• Isotretinoin, a prescription medication, is an effective treatment but has significant side effects and is particularly dangerous during pregnancy.
• Birth control pills, which regulate hormones and suppress sebum production, help some women. A drug called spironolactone, a synthetic steroid that suppresses androgen production, may be prescribed with the pill.
• Prescription-strength lotions and creams that contain retinoid, a form of vitamin A, can help unclog pores, and reduce the risk of infection.
In addition to the treatment plan recommended by a dermatologist, Dr. Chan provides tips for care that can help prevent or minimize outbreaks:
• Don't pick, pop, scratch, or squeeze a cyst. It won't help, it can make the infection worse, and it can make scarring more likely.
• Don't wash too often or scrub harshly. Use only mild soap or cleanser – no abrasive, astringent or exfoliating products – and pat dry gently.
• Don't use heavy makeup or anything greasy on the skin.
“Treatment is important to reduce the risk of scarring that results from long-term cystic acne and to reduce the emotional distress that accompanies it,” says Dr.Chan. “Following a healthy diet and getting plaenty of sleep and exercise will help. With the advice of your doctor, breakouts can be treated and cystic acne can be effectively managed.”
Derek V. Chan, M.D., Ph.D, has particular interests in psoriasis, cutaneous neoplasms, and lasers/cosmetic dermatology.
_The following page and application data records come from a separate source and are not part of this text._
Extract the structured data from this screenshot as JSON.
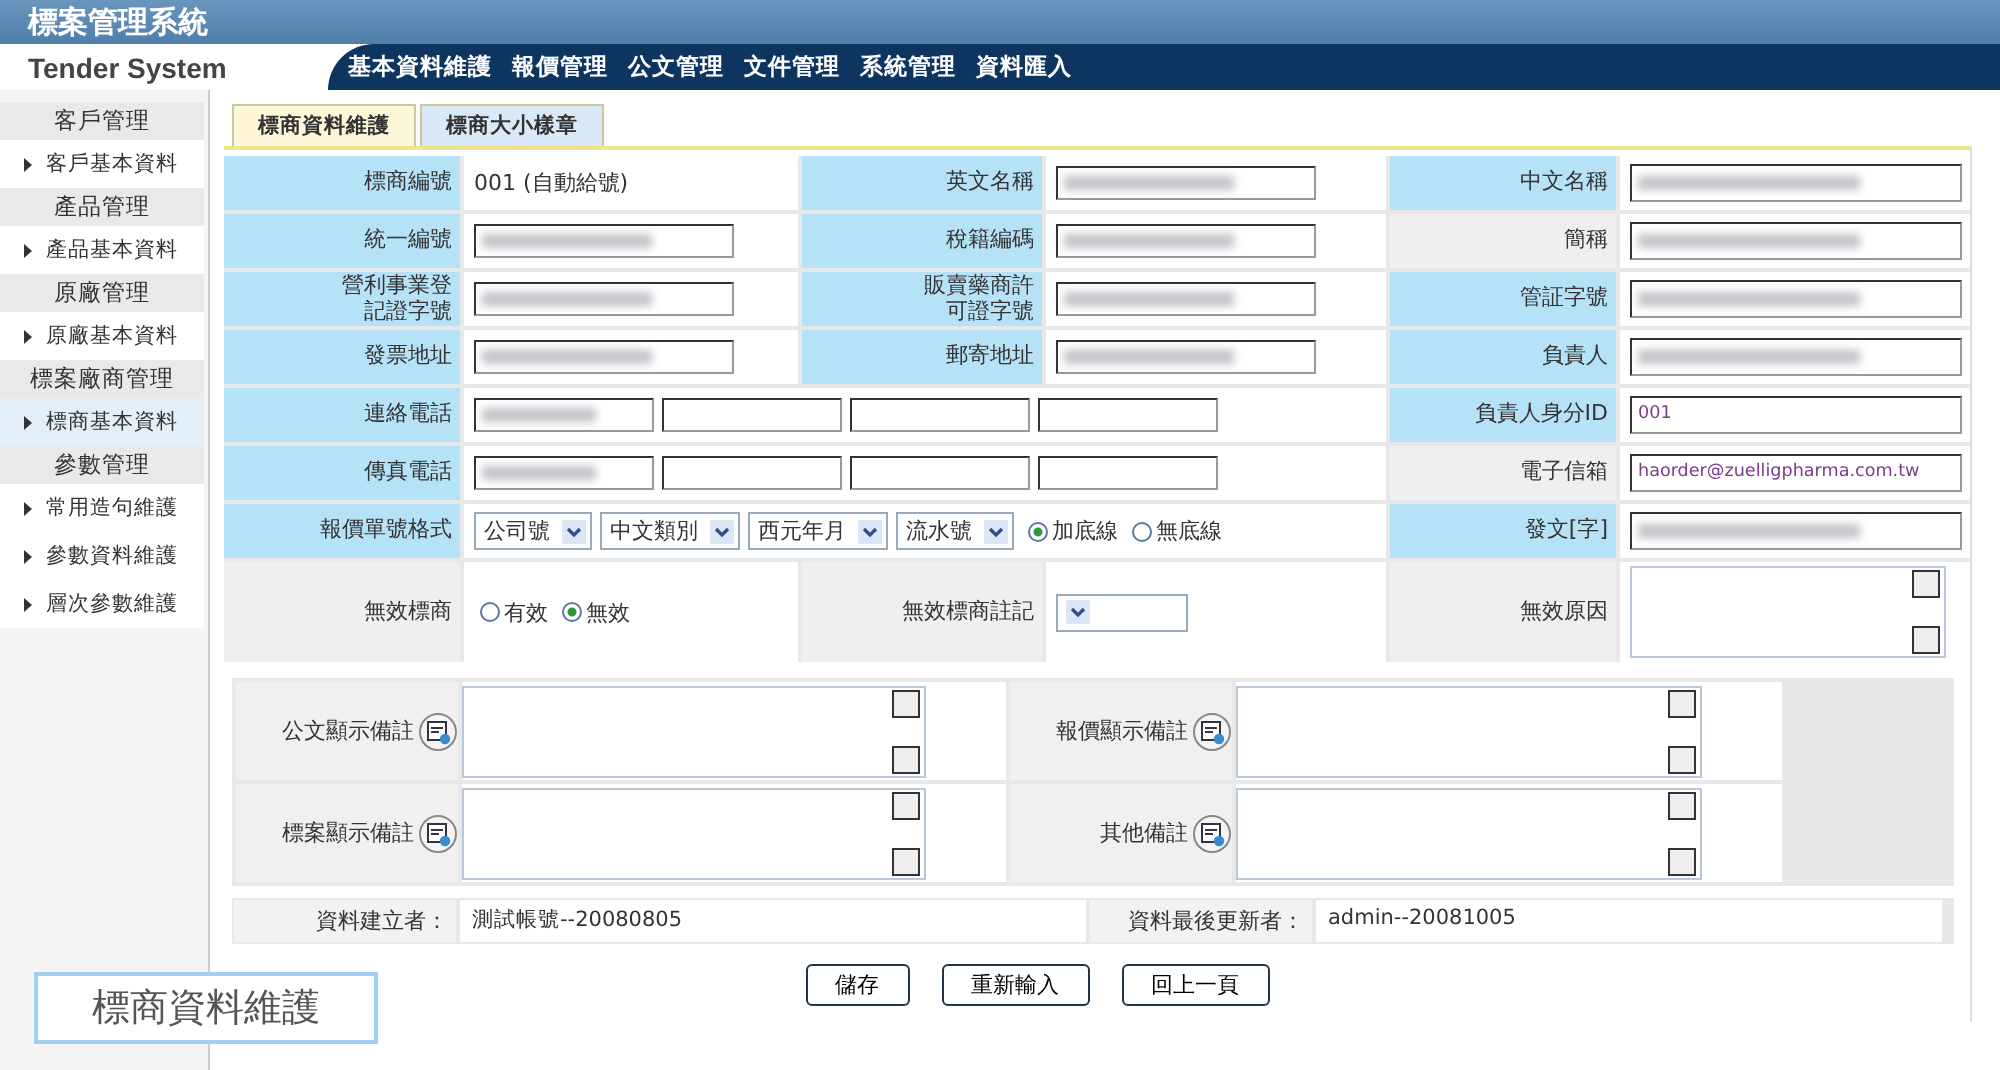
{
  "app": {
    "title": "標案管理系統",
    "subtitle": "Tender System"
  },
  "menu": [
    "基本資料維護",
    "報價管理",
    "公文管理",
    "文件管理",
    "系統管理",
    "資料匯入"
  ],
  "sidebar": [
    {
      "kind": "header",
      "label": "客戶管理"
    },
    {
      "kind": "item",
      "label": "客戶基本資料",
      "selected": false
    },
    {
      "kind": "header",
      "label": "產品管理"
    },
    {
      "kind": "item",
      "label": "產品基本資料",
      "selected": false
    },
    {
      "kind": "header",
      "label": "原廠管理"
    },
    {
      "kind": "item",
      "label": "原廠基本資料",
      "selected": false
    },
    {
      "kind": "header",
      "label": "標案廠商管理"
    },
    {
      "kind": "item",
      "label": "標商基本資料",
      "selected": true
    },
    {
      "kind": "header",
      "label": "參數管理"
    },
    {
      "kind": "item",
      "label": "常用造句維護",
      "selected": false
    },
    {
      "kind": "item",
      "label": "參數資料維護",
      "selected": false
    },
    {
      "kind": "item",
      "label": "層次參數維護",
      "selected": false
    }
  ],
  "tabs": [
    {
      "label": "標商資料維護",
      "selected": true
    },
    {
      "label": "標商大小樣章",
      "selected": false
    }
  ],
  "form": [
    [
      {
        "kind": "label",
        "text": "標商編號",
        "required": true
      },
      {
        "kind": "text",
        "text": "001 (自動給號)"
      },
      {
        "kind": "label",
        "text": "英文名稱",
        "required": true
      },
      {
        "kind": "input",
        "blurred": true
      },
      {
        "kind": "label",
        "text": "中文名稱",
        "required": true
      },
      {
        "kind": "input",
        "blurred": true
      }
    ],
    [
      {
        "kind": "label",
        "text": "統一編號",
        "required": true
      },
      {
        "kind": "input",
        "blurred": true
      },
      {
        "kind": "label",
        "text": "稅籍編碼",
        "required": true
      },
      {
        "kind": "input",
        "blurred": true
      },
      {
        "kind": "label",
        "text": "簡稱",
        "required": false
      },
      {
        "kind": "input",
        "blurred": true
      }
    ],
    [
      {
        "kind": "label",
        "text": "營利事業登記證字號",
        "required": true
      },
      {
        "kind": "input",
        "blurred": true
      },
      {
        "kind": "label",
        "text": "販賣藥商許可證字號",
        "required": true
      },
      {
        "kind": "input",
        "blurred": true
      },
      {
        "kind": "label",
        "text": "管証字號",
        "required": true
      },
      {
        "kind": "input",
        "blurred": true
      }
    ],
    [
      {
        "kind": "label",
        "text": "發票地址",
        "required": true
      },
      {
        "kind": "input",
        "blurred": true
      },
      {
        "kind": "label",
        "text": "郵寄地址",
        "required": true
      },
      {
        "kind": "input",
        "blurred": true
      },
      {
        "kind": "label",
        "text": "負責人",
        "required": true
      },
      {
        "kind": "input",
        "blurred": true
      }
    ],
    [
      {
        "kind": "label",
        "text": "連絡電話",
        "required": true
      },
      {
        "kind": "phones",
        "fields": [
          {
            "blurred": true
          },
          {
            "blurred": false
          },
          {
            "blurred": false
          },
          {
            "blurred": false
          }
        ]
      },
      {
        "kind": "label",
        "text": "負責人身分ID",
        "required": true
      },
      {
        "kind": "input",
        "value": "001"
      }
    ],
    [
      {
        "kind": "label",
        "text": "傳真電話",
        "required": true
      },
      {
        "kind": "phones",
        "fields": [
          {
            "blurred": true
          },
          {
            "blurred": false
          },
          {
            "blurred": false
          },
          {
            "blurred": false
          }
        ]
      },
      {
        "kind": "label",
        "text": "電子信箱",
        "required": false
      },
      {
        "kind": "input",
        "value": "haorder@zuelligpharma.com.tw"
      }
    ],
    [
      {
        "kind": "label",
        "text": "報價單號格式",
        "required": true
      },
      {
        "kind": "format",
        "selects": [
          "公司號",
          "中文類別",
          "西元年月",
          "流水號"
        ],
        "radios": [
          {
            "label": "加底線",
            "selected": true
          },
          {
            "label": "無底線",
            "selected": false
          }
        ]
      },
      {
        "kind": "label",
        "text": "發文[字]",
        "required": true
      },
      {
        "kind": "input",
        "blurred": true
      }
    ],
    [
      {
        "kind": "label",
        "text": "無效標商",
        "required": false
      },
      {
        "kind": "radios",
        "radios": [
          {
            "label": "有效",
            "selected": false
          },
          {
            "label": "無效",
            "selected": true
          }
        ]
      },
      {
        "kind": "label",
        "text": "無效標商註記",
        "required": false
      },
      {
        "kind": "select"
      },
      {
        "kind": "label",
        "text": "無效原因",
        "required": false
      },
      {
        "kind": "textarea"
      }
    ]
  ],
  "remarks": [
    "公文顯示備註",
    "報價顯示備註",
    "標案顯示備註",
    "其他備註"
  ],
  "audit": [
    {
      "label": "資料建立者：",
      "value": "測試帳號--20080805"
    },
    {
      "label": "資料最後更新者：",
      "value": "admin--20081005"
    }
  ],
  "buttons": [
    "儲存",
    "重新輸入",
    "回上一頁"
  ],
  "caption": "標商資料維護"
}
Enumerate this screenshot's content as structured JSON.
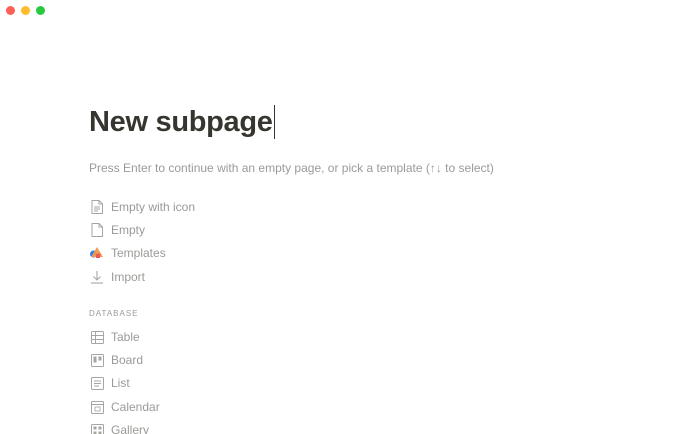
{
  "window": {
    "traffic_lights": [
      "close",
      "minimize",
      "maximize"
    ]
  },
  "page": {
    "title": "New subpage",
    "hint": "Press Enter to continue with an empty page, or pick a template (↑↓ to select)"
  },
  "options": [
    {
      "label": "Empty with icon",
      "icon": "page-with-text-icon"
    },
    {
      "label": "Empty",
      "icon": "page-icon"
    },
    {
      "label": "Templates",
      "icon": "templates-shapes-icon"
    },
    {
      "label": "Import",
      "icon": "import-arrow-icon"
    }
  ],
  "database": {
    "header": "DATABASE",
    "items": [
      {
        "label": "Table",
        "icon": "table-icon"
      },
      {
        "label": "Board",
        "icon": "board-icon"
      },
      {
        "label": "List",
        "icon": "list-icon"
      },
      {
        "label": "Calendar",
        "icon": "calendar-icon"
      },
      {
        "label": "Gallery",
        "icon": "gallery-icon"
      }
    ]
  },
  "colors": {
    "text_primary": "#37352f",
    "text_muted": "#9b9a97",
    "icon": "#a6a5a2"
  }
}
Advanced Dermatology P.C. and the Center for Laser and Cosmetic Surgery (New York & New Jersey) is one of the leading dermatology centers in the nation, offering highly experienced physicians in the fields of cosmetic and laser dermatology as well as plastic surgery and state-of-the-art medical technologies. http://www.advanceddermatologypc.com.
Melissa Chefec, MCPR, LLC, http://www.mcprpublicrelations.com, +1 (203) 968-6625, [email protected]
SOURCE MCPR, LLC